It’s Halloween. Unfortunately, we cannot forget about the COVID-19 pandemic and just spend time trick-or-treating. Georgia hasn’t canceled Halloween, though many communities have decided to restrict festivities. If your neighborhood plans to participate in the fall classic this year, let’s discuss the possible mischief you could face before you set out the jack-o-lantern…
Defending Against Halloween Mischief
What if the neighborhood ghouls and goblins are outside your home creating mischief but not trying to enter? If a trespass has occurred on your property rather than inside your home, remember you may use force or threats of force—but not deadly force—to stop it. You cannot use deadly force against someone who has merely trespassed on your property! You may be legally justified in using force against a person found trespassing on your land to remove him, but only so long as the use of force is accompanied with a reasonable belief that it is necessary to terminate the trespass.
What if you’re stuck at home handing out candy, and ghouls want to give tricks instead of receiving treats? How can you protect yourself in your home?
Recall the Castle Doctrine: if you are the intended victim of unlawful force or deadly force inside your dwelling, motor vehicle, or place of business, these places are your “castle,” and Georgia law allows you to protect yourself.
In these “Castle Doctrine” circumstances, the law will justify the use of force or deadly force in your habitation based upon your reasonable belief it was necessary to defend anyone in your habitation from physical violence; to prevent unlawful and forcible entry to your habitation; and to prevent felonies from being committed inside your habitation.
Carrying a Firearm
Next, let’s talk about costumes and carrying. If you are out in the holiday crowd, you may decide to carry—concealed or openly—to protect family and friends as they trick-or-treat, or as part of your costume. Remember, a Weapons Carry License (“WCL”) is needed to carry a “weapon” in public: this includes a handgun or a knife with a blade longer than 12 inches.
You do not need a WCL for a long gun (rifle or shotgun) but must be eligible by law to possess it (no felony convictions, misdemeanor crimes of domestic violence, or felony first offender probation, and of course be of legal age) in order to carry in public. Pepper spray and mace can be carried without a WCL, but are still considered deadly force when used, so be careful as you carry.
Being able to possess these weapons, however, does not mean carrying them as part of a costume is a good idea! Embrace the “spirit” of the holiday, but don’t carry something that may put your liberty at risk, and never carry in a way that violates firearms safety rules. Of course, if carried for self-protection, carry in the fashion you are most comfortable and accustomed to, but keep in mind the nature of the holiday (and the times we live in) may make folks wary of firearms, especially as part of a costume.

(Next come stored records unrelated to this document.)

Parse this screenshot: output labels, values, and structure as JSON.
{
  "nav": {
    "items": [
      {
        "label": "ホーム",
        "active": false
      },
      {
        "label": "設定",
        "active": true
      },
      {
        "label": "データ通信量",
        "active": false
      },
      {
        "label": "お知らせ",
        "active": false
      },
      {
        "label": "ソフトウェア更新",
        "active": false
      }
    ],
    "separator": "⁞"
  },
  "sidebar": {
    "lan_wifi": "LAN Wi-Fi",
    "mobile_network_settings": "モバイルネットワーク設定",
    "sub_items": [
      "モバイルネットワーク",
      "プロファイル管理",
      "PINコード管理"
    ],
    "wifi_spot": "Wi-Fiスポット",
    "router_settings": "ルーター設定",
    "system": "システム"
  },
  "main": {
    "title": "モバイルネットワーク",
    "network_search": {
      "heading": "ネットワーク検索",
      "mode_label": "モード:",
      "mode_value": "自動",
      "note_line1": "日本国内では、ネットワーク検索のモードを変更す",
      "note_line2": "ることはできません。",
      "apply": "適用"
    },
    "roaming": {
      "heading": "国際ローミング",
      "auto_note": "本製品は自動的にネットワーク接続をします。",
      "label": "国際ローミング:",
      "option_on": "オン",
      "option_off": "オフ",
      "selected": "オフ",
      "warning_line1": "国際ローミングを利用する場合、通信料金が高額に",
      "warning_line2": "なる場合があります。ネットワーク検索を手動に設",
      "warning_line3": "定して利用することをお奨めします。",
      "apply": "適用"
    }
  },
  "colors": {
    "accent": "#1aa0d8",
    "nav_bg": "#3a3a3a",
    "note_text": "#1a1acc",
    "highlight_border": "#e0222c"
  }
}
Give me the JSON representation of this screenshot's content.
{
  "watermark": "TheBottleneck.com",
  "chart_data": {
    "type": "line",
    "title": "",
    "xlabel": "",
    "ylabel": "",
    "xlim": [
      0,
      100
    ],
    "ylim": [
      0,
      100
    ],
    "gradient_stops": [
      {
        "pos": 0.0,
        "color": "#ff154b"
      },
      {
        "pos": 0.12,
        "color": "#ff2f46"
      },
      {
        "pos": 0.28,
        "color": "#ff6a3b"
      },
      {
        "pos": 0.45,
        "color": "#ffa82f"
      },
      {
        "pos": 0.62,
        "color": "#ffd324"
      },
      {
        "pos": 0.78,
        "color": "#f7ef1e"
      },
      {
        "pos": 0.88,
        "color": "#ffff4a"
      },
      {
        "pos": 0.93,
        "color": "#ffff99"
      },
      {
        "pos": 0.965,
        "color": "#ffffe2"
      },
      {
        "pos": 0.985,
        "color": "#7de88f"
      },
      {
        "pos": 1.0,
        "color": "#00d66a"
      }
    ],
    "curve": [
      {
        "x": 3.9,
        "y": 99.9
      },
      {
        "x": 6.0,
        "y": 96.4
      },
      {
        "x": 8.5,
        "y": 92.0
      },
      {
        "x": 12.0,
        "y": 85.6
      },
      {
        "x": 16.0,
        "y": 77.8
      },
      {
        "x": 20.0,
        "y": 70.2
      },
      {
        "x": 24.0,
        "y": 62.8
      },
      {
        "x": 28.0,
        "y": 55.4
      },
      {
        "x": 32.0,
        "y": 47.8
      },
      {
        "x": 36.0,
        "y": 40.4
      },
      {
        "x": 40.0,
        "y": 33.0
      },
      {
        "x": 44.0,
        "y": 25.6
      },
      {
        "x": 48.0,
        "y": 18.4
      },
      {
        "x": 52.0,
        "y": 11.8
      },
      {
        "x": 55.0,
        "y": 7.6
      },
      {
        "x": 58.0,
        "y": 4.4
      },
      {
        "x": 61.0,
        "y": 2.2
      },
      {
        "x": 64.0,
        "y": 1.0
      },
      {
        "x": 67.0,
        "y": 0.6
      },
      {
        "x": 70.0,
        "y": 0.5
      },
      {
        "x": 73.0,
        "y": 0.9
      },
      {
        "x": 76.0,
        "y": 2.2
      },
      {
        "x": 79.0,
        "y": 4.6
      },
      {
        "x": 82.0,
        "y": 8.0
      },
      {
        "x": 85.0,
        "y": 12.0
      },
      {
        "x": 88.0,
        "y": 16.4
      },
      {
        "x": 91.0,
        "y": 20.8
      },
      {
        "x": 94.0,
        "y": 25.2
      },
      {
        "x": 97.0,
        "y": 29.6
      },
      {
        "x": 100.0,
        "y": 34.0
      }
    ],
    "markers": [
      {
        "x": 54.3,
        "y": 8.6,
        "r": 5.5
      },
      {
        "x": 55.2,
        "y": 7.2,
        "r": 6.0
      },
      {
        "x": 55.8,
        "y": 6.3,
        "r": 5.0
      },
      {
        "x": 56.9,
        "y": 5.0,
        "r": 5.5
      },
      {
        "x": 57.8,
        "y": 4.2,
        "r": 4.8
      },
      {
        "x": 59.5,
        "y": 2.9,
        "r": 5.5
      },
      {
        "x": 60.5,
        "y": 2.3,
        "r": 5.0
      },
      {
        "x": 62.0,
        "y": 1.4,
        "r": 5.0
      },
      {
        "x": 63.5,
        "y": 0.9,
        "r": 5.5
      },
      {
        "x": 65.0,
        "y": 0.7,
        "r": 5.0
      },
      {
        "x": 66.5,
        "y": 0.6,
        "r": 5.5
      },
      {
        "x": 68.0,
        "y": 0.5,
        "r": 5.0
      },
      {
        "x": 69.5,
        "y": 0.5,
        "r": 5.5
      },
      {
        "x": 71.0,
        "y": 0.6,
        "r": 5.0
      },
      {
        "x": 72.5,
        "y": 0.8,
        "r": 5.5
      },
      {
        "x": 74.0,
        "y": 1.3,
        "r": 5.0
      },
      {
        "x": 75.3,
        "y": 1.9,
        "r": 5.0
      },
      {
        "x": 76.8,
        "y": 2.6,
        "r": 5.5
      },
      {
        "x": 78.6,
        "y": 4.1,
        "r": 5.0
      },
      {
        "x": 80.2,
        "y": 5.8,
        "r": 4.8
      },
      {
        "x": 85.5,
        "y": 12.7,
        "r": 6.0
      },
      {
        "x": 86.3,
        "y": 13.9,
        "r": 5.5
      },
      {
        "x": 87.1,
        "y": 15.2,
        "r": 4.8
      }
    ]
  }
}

Make the right choice to protect yourself, but please observe firearms safety rules, state carry laws, and be attentive to individuals who attempt to keep social distance (yes, even while trick-or-treating).
Carrying While Wearing a Mask
Many have asked if they can carry their firearm while wearing a mask, either for protection against COVID-19 or as part of a Halloween costume. Ordinarily, Georgia law prohibits wearing a mask in public; however, Governor Kemp has suspended enforcement of the state law prohibiting masks in public due to our current state of emergency. Further, according to the law, you can wear masks on holidays anyway.
Finally, remember that there is no law that prohibits the carry of a firearm while wearing a mask. Follow social distancing guidelines, carry to protect yourself, and enjoy All Hallows’ Eve!
For any questions regarding activities and home defense during Halloween, call U.S. LawShield and ask to speak to your Independent Program Attorney.
The preceding should not be construed as legal advice nor the creation of an attorney-client relationship. This is not an endorsement or solicitation for any service. Your situation may be different, so please contact your attorney regarding your specific circumstances. Because the laws, judges, juries, and prosecutors vary from location to location, similar or even identical facts and circumstances to those described in this presentation may result in significantly different legal outcomes. This presentation is by no means a guarantee or promise of any particular legal outcome, positive, negative, or otherwise.